If you’re feeling antsy after a year of sheltering at home, then have I got good news for you. The Oakland A’s are offering a two-fer deal to begin the 2021 season — you get to watch live baseball, and you get to ride a roller coaster.
The A’s entered the year as established postseason contenders, coming off three October trips and an encouraging spring training performance. Winning was expected. However, they opened the regular season by losing their first six games, tying them for the worst start in franchise history.
Only the 1916 Philadelphia Athletics ever opened 0-6, and no A’s team ever did seven. That 1916 squad went on to lose 117 games, and they still rank as the third-worst team in modern MLB history.
That kind of discouraging comparison wasn’t limited to the club’s own record books. In the entire majors, only three teams have ever started 0-6 and then reached the playoffs — the 1974 Pirates, 1995 Reds, and 2011 Rays.
What’s more, the losses weren’t easy ones to write off. It wasn’t a series of one-run margins that could have bounced either way, but rather a parade of blowouts, none of them closer than four runs. They became the third team in MLB history to allow eight or more runs in each of their first five games of a season, joining the 1974 Padres and 1995 White Sox, and by the sixth game the consolation was that they only allowed five in their quiet defeat. They were outscored 50-13 overall.

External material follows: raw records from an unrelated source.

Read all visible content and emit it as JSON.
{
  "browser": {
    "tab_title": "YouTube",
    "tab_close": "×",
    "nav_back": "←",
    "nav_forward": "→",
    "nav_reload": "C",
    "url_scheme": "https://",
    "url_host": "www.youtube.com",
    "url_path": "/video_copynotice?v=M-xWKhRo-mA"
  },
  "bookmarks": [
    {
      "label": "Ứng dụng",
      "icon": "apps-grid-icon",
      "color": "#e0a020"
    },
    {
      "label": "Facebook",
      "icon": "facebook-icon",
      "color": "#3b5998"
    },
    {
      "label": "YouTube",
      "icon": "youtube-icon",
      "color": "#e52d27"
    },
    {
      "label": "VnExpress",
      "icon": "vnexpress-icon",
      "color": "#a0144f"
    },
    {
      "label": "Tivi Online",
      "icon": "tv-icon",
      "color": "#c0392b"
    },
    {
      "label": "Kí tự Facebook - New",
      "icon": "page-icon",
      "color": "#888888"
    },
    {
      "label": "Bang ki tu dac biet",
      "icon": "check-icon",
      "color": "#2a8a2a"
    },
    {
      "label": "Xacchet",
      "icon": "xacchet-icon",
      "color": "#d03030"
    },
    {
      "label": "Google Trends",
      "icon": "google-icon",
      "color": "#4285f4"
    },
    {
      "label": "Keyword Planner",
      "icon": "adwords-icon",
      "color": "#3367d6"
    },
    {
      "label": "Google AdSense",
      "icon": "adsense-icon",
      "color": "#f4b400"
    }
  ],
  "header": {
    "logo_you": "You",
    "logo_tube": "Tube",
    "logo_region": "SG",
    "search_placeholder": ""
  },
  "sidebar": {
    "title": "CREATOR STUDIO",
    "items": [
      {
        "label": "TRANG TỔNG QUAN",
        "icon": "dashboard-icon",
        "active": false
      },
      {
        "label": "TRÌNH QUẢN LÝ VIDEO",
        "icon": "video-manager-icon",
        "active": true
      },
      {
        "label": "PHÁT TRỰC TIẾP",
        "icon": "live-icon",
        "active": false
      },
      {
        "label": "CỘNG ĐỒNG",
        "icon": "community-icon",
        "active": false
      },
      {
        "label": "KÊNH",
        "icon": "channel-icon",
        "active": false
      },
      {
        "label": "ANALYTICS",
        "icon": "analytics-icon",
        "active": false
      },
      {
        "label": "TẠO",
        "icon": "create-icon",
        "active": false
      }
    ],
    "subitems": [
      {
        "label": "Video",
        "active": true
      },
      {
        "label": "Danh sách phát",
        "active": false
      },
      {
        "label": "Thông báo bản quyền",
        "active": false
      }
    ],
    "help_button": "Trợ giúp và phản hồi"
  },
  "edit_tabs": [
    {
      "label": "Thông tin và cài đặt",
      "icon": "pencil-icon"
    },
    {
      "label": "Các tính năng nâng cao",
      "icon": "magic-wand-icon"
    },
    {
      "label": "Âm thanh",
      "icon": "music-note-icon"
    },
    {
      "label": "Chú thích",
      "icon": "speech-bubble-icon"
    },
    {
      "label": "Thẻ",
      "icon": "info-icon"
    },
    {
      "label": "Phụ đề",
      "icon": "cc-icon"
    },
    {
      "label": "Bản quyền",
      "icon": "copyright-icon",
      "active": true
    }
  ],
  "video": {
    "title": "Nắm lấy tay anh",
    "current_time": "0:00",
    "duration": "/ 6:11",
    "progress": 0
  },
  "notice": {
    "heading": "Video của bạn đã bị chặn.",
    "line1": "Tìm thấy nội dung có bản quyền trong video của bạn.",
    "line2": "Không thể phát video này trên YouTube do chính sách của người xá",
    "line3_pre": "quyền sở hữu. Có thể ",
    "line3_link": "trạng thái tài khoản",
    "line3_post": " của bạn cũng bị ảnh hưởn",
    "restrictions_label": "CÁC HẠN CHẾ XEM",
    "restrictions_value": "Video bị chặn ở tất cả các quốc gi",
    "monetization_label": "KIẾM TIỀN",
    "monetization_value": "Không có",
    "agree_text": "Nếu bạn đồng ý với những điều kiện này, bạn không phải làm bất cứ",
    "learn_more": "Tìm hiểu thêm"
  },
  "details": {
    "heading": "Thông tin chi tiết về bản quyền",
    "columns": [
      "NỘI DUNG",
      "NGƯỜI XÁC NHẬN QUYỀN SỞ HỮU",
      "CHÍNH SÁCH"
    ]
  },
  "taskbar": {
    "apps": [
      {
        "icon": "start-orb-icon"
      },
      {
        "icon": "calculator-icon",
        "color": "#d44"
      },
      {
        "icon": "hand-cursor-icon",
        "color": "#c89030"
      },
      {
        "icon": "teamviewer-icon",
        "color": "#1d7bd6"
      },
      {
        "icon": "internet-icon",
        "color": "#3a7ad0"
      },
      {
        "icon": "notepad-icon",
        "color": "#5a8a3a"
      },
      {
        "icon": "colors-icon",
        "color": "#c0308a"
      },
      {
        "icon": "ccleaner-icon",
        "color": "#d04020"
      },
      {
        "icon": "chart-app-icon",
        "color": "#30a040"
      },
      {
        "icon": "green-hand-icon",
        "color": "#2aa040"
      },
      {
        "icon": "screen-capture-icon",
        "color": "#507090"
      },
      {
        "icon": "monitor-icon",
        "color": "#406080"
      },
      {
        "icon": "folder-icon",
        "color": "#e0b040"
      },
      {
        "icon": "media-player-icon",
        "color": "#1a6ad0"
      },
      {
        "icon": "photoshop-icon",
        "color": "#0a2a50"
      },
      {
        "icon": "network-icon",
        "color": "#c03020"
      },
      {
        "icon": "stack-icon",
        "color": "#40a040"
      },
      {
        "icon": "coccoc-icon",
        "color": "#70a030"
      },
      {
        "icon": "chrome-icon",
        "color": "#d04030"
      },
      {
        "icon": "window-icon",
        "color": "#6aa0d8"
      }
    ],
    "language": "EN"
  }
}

Finally, on the seventh day of the season, the roller coaster began to turn a 180. It was subtle at first, merely leveling out for a couple days after beginning with such a jarringly sharp downward spiral, but soon it accelerated and blasted straight back up from whence it came.
Naturally, the trick was facing the reigning NL Cy Young and highest-salaried player in baseball history, Trevor Bauer, who pitches for the defending World Series champion Los Angeles Dodgers. Nothing to bust a slump like that matchup.
But Oakland held serve against Bauer into the 7th, and did just enough against the Dodgers bullpen to squeak their way into the win column. It was exactly the kind of coin-flip one-run victory that all the losses before it hadn’t been, but at least the first one was out of the way and the skid was over. They lost again the next day to the Houston Astros, as the roller coaster finished its brief U-turn, and then the fun began.
It’s appropriate that the ascent started in Houston, since the effect was more like a rocket ship than a roller coaster, and the rise best described as meteoric. In the ninth game of the season they beat the Astros comfortably, then beat them again the next day to win the series, allowing just five total runs in the two victories and not even needing to earn a save in either.
From there they went to Arizona and outslugged the D’Backs for two games, then came home and thumped the Tigers in a four-game sweep. The offense was suddenly humming, the defense was making plays, the rotation was getting better every day, and the bullpen was finally getting tested in close games and nailing it shut each time.
After recording their first shutout on Friday, and their second on Saturday, and an extra-inning walk-off on Sunday, the roller coaster rocket ship meteor has now blasted all the way up to its starting point and beyond. You can see the people in line on the platform waiting for the next car to arrive for their turn, and you wave as you blow past them.
The A’s have now won eight in a row, and they did so with a 50-21 run differential, almost the mirror-image of their initial slump. They are the third team in MLB history to have both a six-game losing streak and a six-game winning streak within their first 14 contests of a season, joining the 1915 White Sox and 1991 Mariners, and only those Mariners ran their win streak to eight. If you’re keeping score, that’s already more rare than the previous stat about teams who started 0-6 but still made the playoffs.
The most ironic part of this wild ride is how little it’s told us about the 2021 A’s. They got blitzed in the opening week, which isn’t unusual for contending Oakland clubs. It happened at the hands of two excellent opponents, but they eventually figured out the Astros and beat them in the follow-up series on the road, and it turns out beating the Dodgers once was impressive since it was LA’s only loss in a 14-game span. Then Oakland comfortably beat a sub-.500 opponent, and crushed a rebuilding team.
None of that tells us much new about a squad we expected would be good, but who had questions to answer against top competition. It’ll still be months before we know their true identity.
But the journey toward finding out has sure been thrilling, historically so. A team might wait all year to feel the emotional highs and lows that the A’s have gone through already, and we’re barely halfway through April. It’s impossible to imagine what the next twist might be in this ride, but most importantly, remember not to panic if it’s another sharp descent — keep the fAith, and keep your hands and feet inside the vehicle at all times.